Task instructions =>
Identify and copy all lines of the material where the string "JSON" is found.

Data for this exercise =>
________________________________________
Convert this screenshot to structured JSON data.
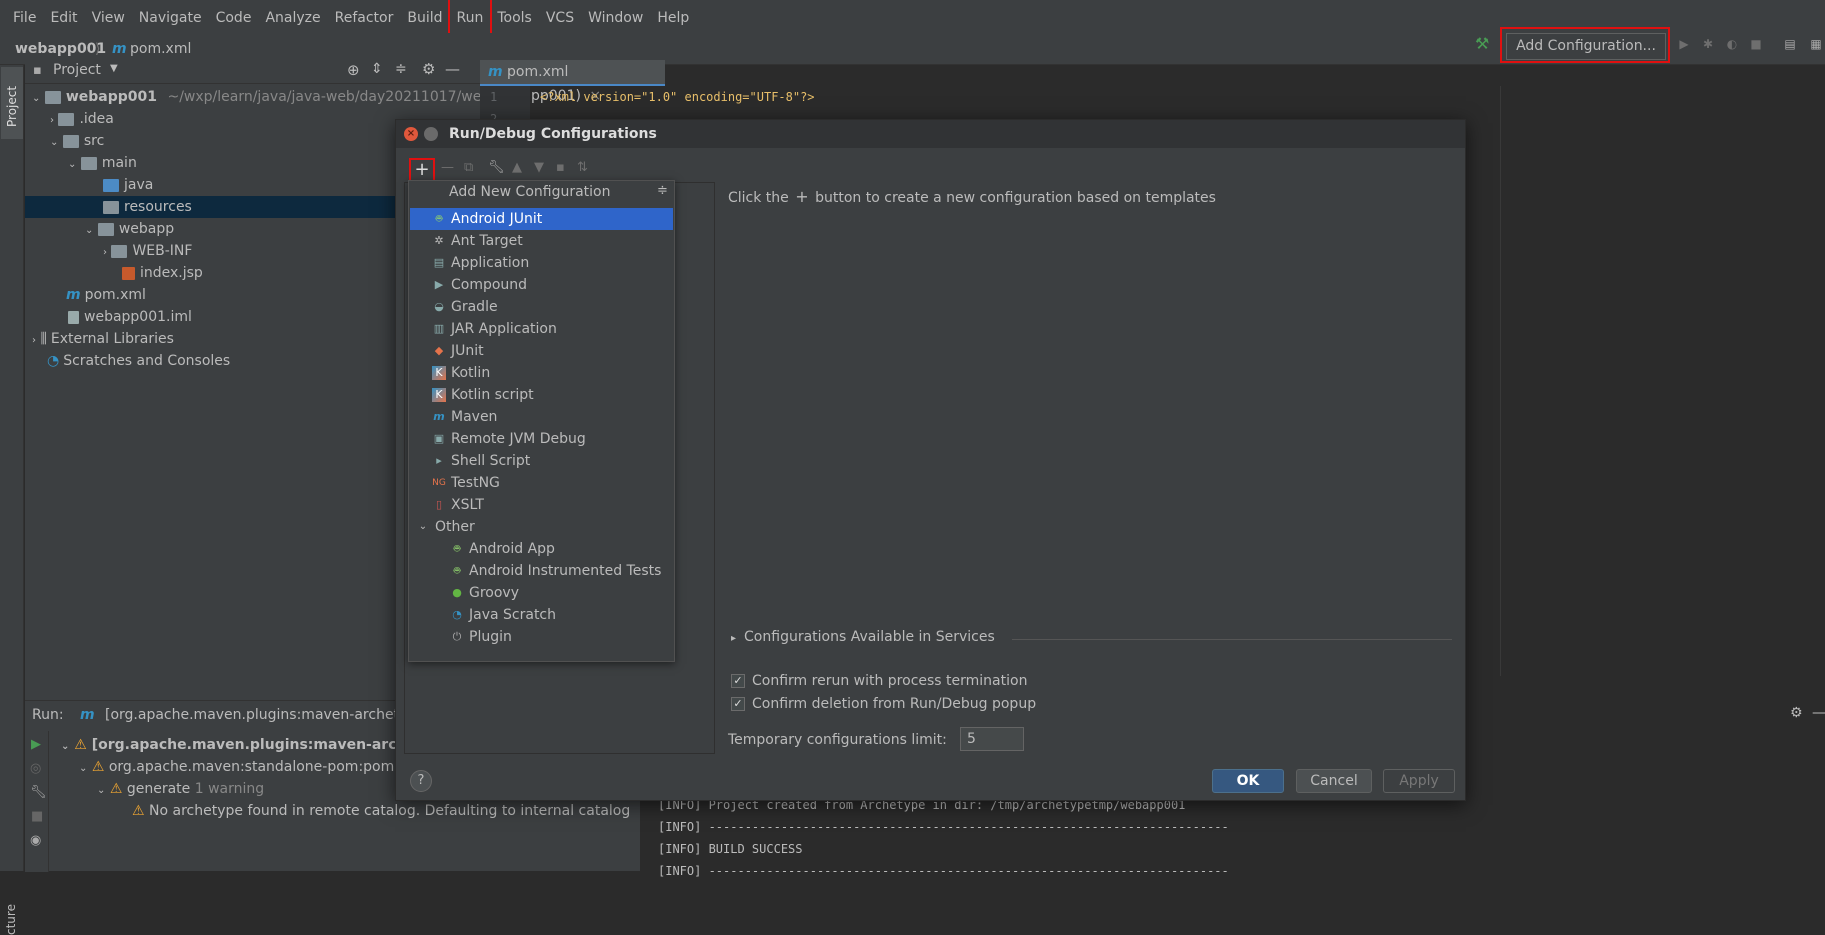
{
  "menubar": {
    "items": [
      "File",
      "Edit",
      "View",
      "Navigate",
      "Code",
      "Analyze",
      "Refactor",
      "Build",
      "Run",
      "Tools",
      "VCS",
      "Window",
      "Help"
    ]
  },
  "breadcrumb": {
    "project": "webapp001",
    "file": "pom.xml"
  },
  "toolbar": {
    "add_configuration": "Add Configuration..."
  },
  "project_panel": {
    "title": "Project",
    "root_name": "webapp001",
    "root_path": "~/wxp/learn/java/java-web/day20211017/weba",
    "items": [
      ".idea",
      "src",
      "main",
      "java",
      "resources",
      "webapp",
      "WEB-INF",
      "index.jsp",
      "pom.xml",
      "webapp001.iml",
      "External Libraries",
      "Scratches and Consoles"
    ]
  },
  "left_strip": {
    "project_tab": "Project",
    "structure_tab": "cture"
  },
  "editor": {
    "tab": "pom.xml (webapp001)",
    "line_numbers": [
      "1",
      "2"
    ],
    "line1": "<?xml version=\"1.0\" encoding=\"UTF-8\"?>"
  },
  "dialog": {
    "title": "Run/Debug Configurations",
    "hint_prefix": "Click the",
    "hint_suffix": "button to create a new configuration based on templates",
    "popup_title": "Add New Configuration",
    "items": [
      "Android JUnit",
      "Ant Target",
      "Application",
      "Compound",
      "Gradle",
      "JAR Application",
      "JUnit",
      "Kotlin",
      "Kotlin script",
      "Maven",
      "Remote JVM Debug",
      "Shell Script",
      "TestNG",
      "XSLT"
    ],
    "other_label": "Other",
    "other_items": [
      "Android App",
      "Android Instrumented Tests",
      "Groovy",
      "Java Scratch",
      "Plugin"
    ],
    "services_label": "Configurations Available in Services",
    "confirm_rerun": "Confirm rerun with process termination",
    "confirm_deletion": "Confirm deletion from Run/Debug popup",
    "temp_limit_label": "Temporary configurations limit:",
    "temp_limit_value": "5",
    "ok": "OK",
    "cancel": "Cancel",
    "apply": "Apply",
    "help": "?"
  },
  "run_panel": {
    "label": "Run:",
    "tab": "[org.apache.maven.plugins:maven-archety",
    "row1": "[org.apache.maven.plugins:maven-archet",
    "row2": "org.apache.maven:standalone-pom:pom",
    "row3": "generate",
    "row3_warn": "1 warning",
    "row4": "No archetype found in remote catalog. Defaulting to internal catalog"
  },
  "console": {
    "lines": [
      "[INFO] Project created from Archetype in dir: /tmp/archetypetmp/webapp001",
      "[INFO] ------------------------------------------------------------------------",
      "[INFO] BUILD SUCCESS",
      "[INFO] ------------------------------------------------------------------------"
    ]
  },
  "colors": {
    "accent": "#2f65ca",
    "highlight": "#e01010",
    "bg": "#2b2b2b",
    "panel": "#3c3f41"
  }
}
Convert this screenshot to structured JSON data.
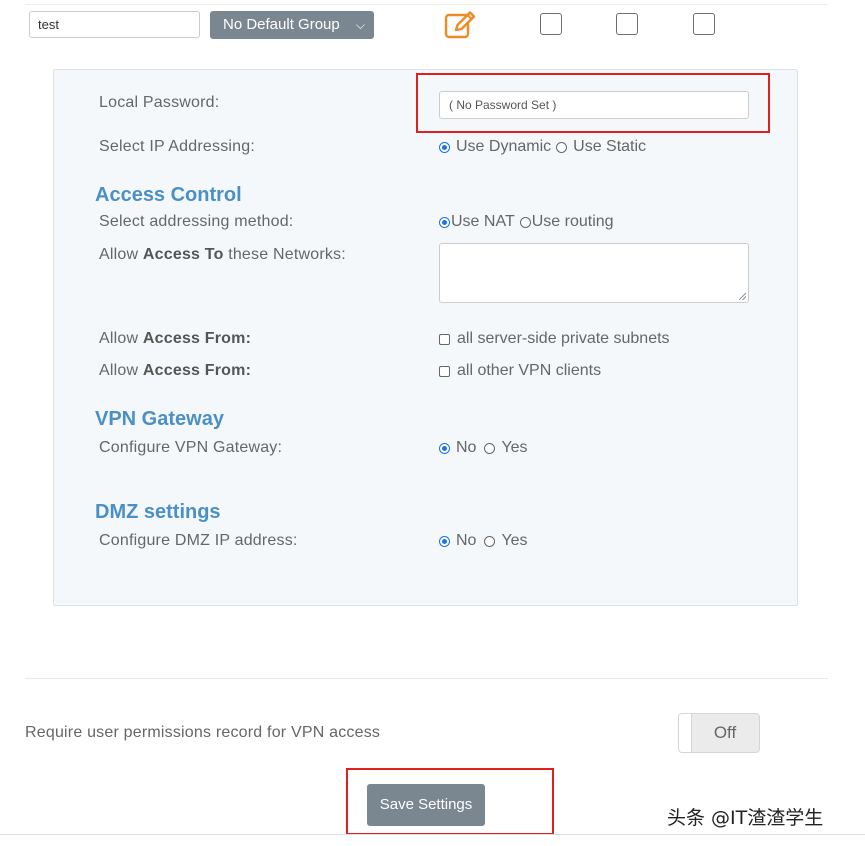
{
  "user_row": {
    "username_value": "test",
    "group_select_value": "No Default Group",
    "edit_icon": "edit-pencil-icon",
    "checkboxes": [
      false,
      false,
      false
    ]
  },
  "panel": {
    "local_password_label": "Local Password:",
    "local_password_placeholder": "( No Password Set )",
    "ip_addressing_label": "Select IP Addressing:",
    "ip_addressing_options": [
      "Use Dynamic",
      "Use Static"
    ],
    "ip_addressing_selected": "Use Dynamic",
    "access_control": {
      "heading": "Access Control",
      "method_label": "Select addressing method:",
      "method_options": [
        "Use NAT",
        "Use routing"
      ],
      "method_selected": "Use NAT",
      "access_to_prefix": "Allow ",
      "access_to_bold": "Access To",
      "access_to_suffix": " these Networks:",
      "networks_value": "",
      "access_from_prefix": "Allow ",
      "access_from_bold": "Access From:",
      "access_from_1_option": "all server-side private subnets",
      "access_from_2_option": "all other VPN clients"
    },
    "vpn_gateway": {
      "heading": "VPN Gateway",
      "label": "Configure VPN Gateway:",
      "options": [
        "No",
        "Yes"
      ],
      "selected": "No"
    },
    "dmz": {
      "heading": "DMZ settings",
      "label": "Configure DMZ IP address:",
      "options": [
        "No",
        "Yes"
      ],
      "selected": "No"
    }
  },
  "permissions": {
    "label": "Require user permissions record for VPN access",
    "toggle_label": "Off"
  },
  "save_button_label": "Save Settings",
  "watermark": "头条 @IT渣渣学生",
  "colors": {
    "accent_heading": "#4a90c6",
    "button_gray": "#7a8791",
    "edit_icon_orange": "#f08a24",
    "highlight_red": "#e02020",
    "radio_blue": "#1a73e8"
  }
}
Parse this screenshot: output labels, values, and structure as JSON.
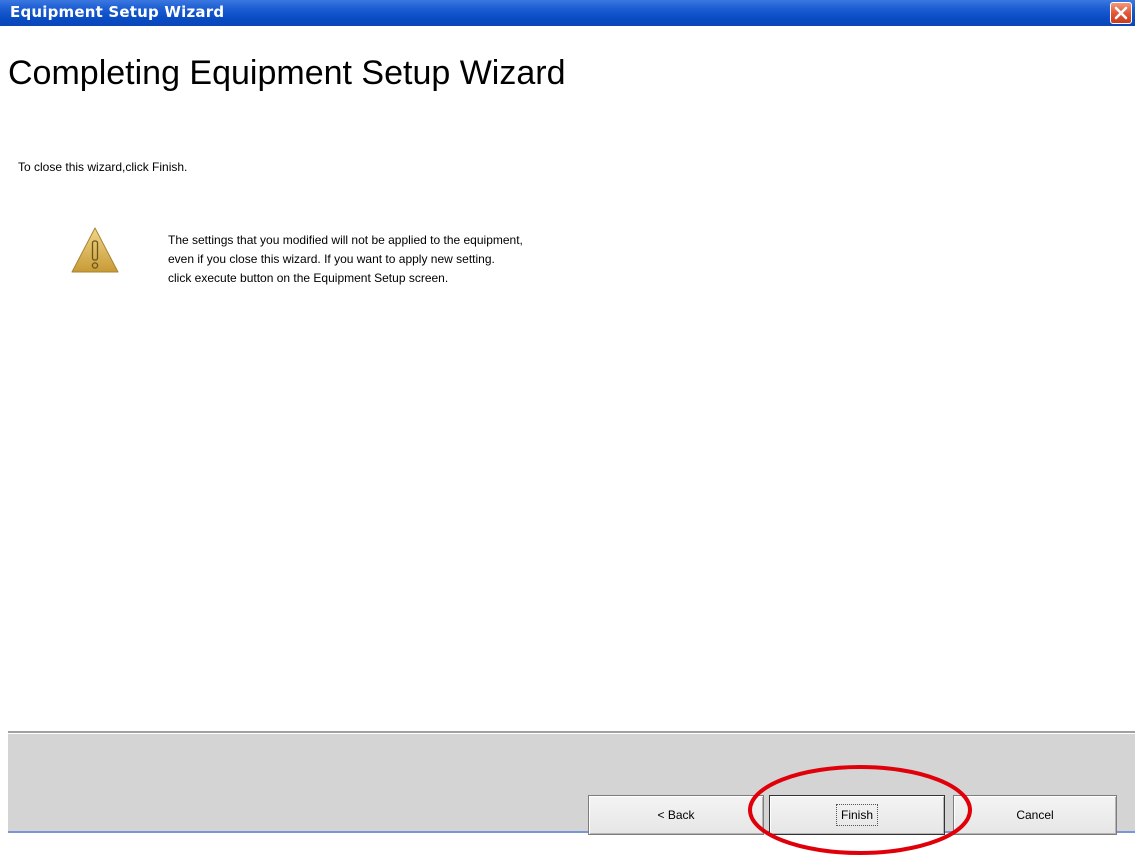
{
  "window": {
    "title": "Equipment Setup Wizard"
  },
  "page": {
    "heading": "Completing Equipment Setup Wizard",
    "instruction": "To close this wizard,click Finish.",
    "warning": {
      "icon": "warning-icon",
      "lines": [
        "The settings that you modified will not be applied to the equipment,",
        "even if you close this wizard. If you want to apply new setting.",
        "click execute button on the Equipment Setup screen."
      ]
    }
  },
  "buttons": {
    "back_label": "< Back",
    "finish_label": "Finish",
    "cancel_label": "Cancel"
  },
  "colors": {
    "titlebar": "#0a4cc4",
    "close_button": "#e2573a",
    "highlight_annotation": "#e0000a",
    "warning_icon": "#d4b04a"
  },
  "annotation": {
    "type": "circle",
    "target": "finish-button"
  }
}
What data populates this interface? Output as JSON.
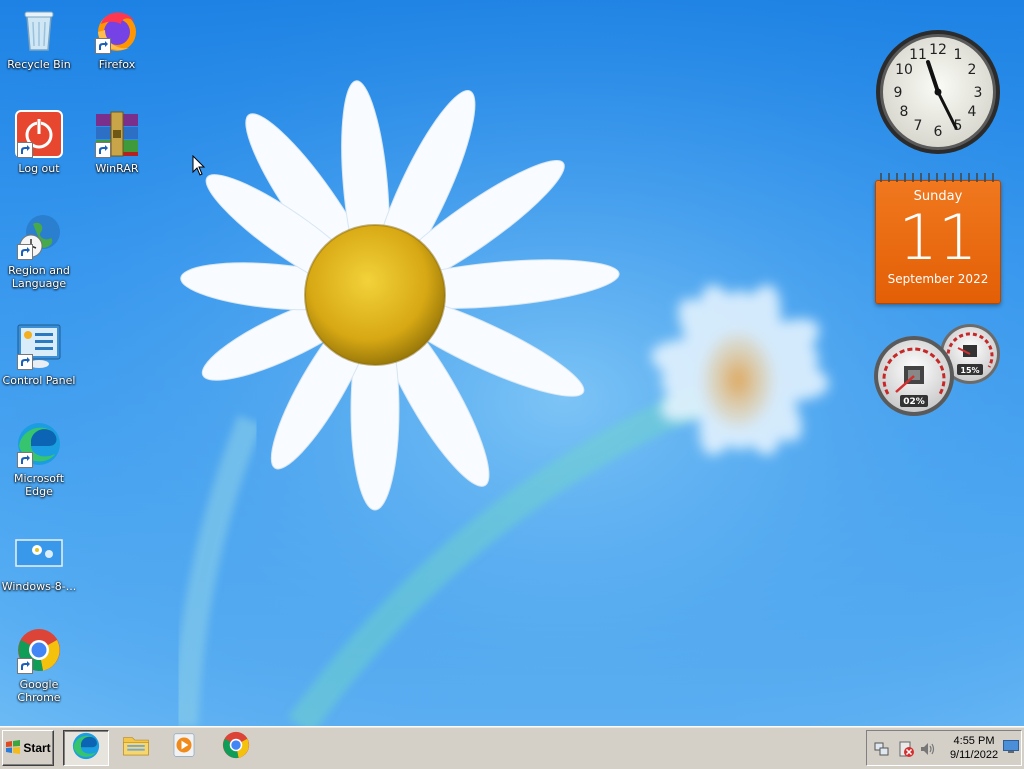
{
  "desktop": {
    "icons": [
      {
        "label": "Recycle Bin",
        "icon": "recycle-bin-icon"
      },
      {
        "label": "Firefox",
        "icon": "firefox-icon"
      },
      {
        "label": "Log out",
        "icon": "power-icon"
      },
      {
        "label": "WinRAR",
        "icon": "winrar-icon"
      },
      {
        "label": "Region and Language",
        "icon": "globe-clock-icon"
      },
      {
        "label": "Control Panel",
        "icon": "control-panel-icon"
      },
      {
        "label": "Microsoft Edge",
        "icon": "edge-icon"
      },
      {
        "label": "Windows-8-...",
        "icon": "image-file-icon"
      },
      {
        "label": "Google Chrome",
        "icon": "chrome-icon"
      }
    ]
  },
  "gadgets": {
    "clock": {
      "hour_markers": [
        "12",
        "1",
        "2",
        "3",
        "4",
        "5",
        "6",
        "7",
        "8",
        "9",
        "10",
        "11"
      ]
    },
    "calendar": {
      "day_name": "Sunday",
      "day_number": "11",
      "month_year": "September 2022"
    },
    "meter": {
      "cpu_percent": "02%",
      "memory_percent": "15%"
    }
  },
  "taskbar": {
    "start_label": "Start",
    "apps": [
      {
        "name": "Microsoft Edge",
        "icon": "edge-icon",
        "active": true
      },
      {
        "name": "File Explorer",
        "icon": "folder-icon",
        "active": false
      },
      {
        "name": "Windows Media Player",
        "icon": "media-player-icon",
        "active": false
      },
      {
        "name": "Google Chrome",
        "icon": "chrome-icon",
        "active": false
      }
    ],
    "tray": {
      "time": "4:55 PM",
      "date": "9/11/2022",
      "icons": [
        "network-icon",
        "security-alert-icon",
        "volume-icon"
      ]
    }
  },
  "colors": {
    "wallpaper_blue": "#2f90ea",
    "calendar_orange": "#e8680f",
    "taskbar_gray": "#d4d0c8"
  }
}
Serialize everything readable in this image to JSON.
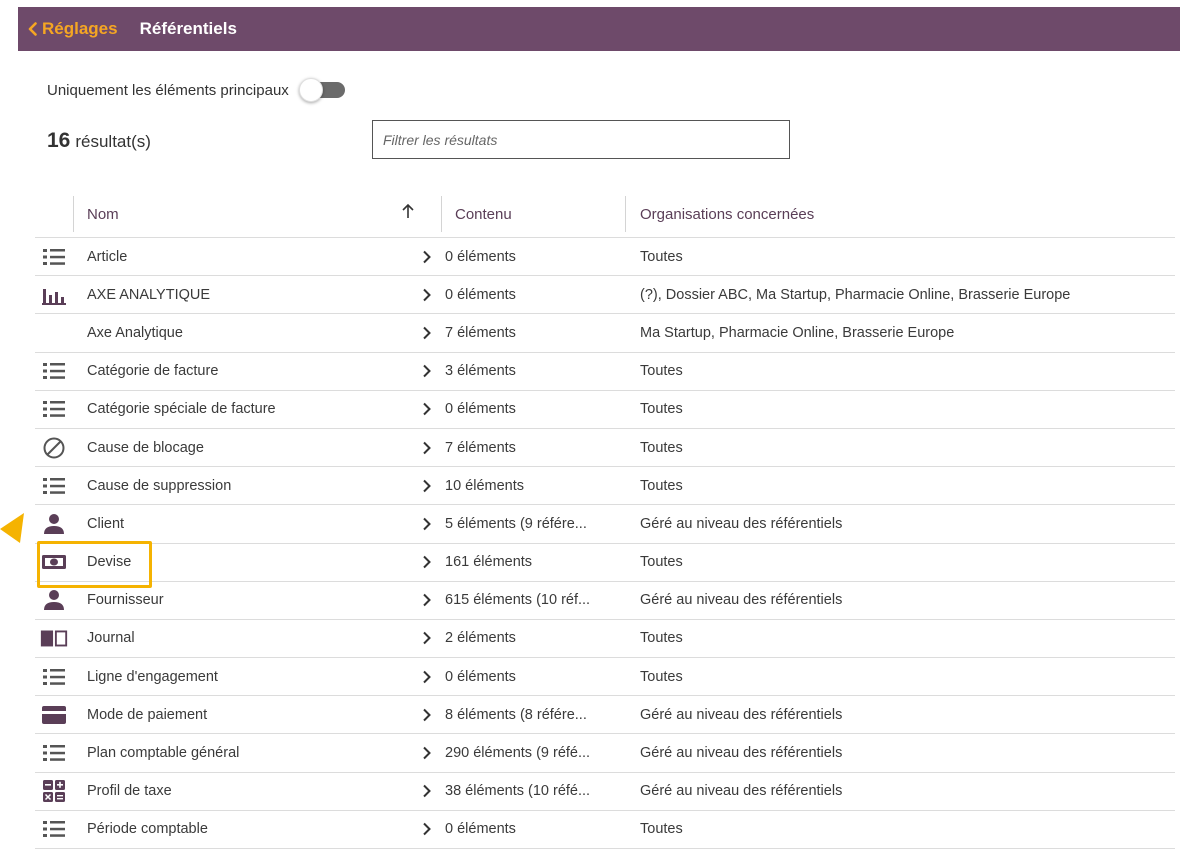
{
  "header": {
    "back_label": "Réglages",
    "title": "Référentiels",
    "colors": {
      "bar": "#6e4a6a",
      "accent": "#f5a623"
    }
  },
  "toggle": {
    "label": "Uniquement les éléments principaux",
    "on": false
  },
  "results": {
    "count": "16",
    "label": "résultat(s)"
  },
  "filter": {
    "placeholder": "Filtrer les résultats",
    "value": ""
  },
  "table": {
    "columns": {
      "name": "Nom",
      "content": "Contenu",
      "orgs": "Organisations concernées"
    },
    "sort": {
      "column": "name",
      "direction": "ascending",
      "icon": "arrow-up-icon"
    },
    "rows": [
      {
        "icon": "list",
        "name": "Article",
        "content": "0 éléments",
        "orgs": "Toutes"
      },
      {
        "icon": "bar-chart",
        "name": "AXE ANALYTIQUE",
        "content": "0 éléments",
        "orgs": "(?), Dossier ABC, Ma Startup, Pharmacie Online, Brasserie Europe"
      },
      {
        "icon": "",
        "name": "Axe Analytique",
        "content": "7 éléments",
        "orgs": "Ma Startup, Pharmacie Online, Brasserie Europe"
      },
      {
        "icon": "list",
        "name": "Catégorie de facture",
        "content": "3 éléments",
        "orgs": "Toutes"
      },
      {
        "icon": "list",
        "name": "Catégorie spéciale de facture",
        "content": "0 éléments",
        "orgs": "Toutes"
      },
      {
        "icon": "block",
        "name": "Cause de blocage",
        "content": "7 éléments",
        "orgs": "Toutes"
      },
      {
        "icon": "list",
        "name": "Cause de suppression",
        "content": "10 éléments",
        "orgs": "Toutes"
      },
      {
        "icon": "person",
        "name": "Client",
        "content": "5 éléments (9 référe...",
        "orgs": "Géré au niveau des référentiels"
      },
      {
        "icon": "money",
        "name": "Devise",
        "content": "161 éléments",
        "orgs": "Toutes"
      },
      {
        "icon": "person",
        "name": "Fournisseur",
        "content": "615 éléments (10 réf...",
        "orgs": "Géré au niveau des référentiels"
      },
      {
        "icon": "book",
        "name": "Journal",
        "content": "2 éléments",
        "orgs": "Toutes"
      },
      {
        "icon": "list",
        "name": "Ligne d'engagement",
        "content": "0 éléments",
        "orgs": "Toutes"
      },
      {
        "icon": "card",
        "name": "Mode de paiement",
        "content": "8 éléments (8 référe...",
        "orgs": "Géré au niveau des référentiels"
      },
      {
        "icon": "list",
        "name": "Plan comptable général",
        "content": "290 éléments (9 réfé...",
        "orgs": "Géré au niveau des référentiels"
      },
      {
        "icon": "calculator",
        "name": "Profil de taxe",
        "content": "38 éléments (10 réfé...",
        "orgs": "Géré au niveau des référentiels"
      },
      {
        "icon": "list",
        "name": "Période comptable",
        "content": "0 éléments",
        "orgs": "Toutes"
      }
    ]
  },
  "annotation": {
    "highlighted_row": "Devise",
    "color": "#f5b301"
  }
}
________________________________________
Written response =>
Convert this screenshot to structured JSON data.
Convert this screenshot to structured JSON data.
Parse this screenshot: output labels, values, and structure as JSON.
What data populates this interface? Output as JSON.
Serialize everything readable in this image to JSON.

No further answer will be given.